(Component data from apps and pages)
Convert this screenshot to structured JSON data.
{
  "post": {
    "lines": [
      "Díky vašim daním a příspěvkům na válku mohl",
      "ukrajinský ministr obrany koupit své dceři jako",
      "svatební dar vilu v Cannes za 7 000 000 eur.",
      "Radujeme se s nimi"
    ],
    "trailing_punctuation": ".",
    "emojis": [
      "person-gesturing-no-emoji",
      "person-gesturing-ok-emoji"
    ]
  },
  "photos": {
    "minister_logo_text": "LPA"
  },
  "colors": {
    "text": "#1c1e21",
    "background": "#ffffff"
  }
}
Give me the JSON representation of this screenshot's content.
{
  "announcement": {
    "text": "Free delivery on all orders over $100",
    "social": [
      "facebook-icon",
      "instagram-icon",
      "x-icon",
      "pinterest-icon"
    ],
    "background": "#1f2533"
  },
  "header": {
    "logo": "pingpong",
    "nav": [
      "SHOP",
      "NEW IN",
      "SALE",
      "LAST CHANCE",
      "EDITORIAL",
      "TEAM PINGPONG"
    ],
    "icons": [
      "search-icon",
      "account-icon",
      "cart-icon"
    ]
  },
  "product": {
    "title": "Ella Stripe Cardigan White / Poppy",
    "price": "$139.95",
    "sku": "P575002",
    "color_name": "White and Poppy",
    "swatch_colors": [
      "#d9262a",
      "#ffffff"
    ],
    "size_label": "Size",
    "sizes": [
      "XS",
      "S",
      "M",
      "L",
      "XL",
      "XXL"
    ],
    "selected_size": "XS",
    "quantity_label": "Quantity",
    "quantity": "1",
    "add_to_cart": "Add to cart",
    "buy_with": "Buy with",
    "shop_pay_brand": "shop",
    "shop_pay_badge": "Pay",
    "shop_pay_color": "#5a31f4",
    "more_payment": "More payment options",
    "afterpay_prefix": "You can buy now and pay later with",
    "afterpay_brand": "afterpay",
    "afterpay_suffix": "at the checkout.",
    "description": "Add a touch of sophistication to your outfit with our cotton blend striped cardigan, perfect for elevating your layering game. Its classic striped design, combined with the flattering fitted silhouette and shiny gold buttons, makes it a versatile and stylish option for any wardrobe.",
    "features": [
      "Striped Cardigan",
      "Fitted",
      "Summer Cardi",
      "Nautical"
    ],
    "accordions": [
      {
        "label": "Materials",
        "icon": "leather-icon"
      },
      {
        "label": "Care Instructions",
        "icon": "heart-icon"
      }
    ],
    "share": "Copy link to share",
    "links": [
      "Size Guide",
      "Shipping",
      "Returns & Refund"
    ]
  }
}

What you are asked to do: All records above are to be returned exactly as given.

Expected answer:
Convert this screenshot to structured JSON data.
{
  "post": {
    "lines": [
      "Díky vašim daním a příspěvkům na válku mohl",
      "ukrajinský ministr obrany koupit své dceři jako",
      "svatební dar vilu v Cannes za 7 000 000 eur.",
      "Radujeme se s nimi"
    ],
    "trailing_punctuation": ".",
    "emojis": [
      "person-gesturing-no-emoji",
      "person-gesturing-ok-emoji"
    ]
  },
  "photos": {
    "minister_logo_text": "LPA"
  },
  "colors": {
    "text": "#1c1e21",
    "background": "#ffffff"
  }
}
Give me the JSON representation of this screenshot's content.
{
  "announcement": {
    "text": "Free delivery on all orders over $100",
    "social": [
      "facebook-icon",
      "instagram-icon",
      "x-icon",
      "pinterest-icon"
    ],
    "background": "#1f2533"
  },
  "header": {
    "logo": "pingpong",
    "nav": [
      "SHOP",
      "NEW IN",
      "SALE",
      "LAST CHANCE",
      "EDITORIAL",
      "TEAM PINGPONG"
    ],
    "icons": [
      "search-icon",
      "account-icon",
      "cart-icon"
    ]
  },
  "product": {
    "title": "Ella Stripe Cardigan White / Poppy",
    "price": "$139.95",
    "sku": "P575002",
    "color_name": "White and Poppy",
    "swatch_colors": [
      "#d9262a",
      "#ffffff"
    ],
    "size_label": "Size",
    "sizes": [
      "XS",
      "S",
      "M",
      "L",
      "XL",
      "XXL"
    ],
    "selected_size": "XS",
    "quantity_label": "Quantity",
    "quantity": "1",
    "add_to_cart": "Add to cart",
    "buy_with": "Buy with",
    "shop_pay_brand": "shop",
    "shop_pay_badge": "Pay",
    "shop_pay_color": "#5a31f4",
    "more_payment": "More payment options",
    "afterpay_prefix": "You can buy now and pay later with",
    "afterpay_brand": "afterpay",
    "afterpay_suffix": "at the checkout.",
    "description": "Add a touch of sophistication to your outfit with our cotton blend striped cardigan, perfect for elevating your layering game. Its classic striped design, combined with the flattering fitted silhouette and shiny gold buttons, makes it a versatile and stylish option for any wardrobe.",
    "features": [
      "Striped Cardigan",
      "Fitted",
      "Summer Cardi",
      "Nautical"
    ],
    "accordions": [
      {
        "label": "Materials",
        "icon": "leather-icon"
      },
      {
        "label": "Care Instructions",
        "icon": "heart-icon"
      }
    ],
    "share": "Copy link to share",
    "links": [
      "Size Guide",
      "Shipping",
      "Returns & Refund"
    ]
  }
}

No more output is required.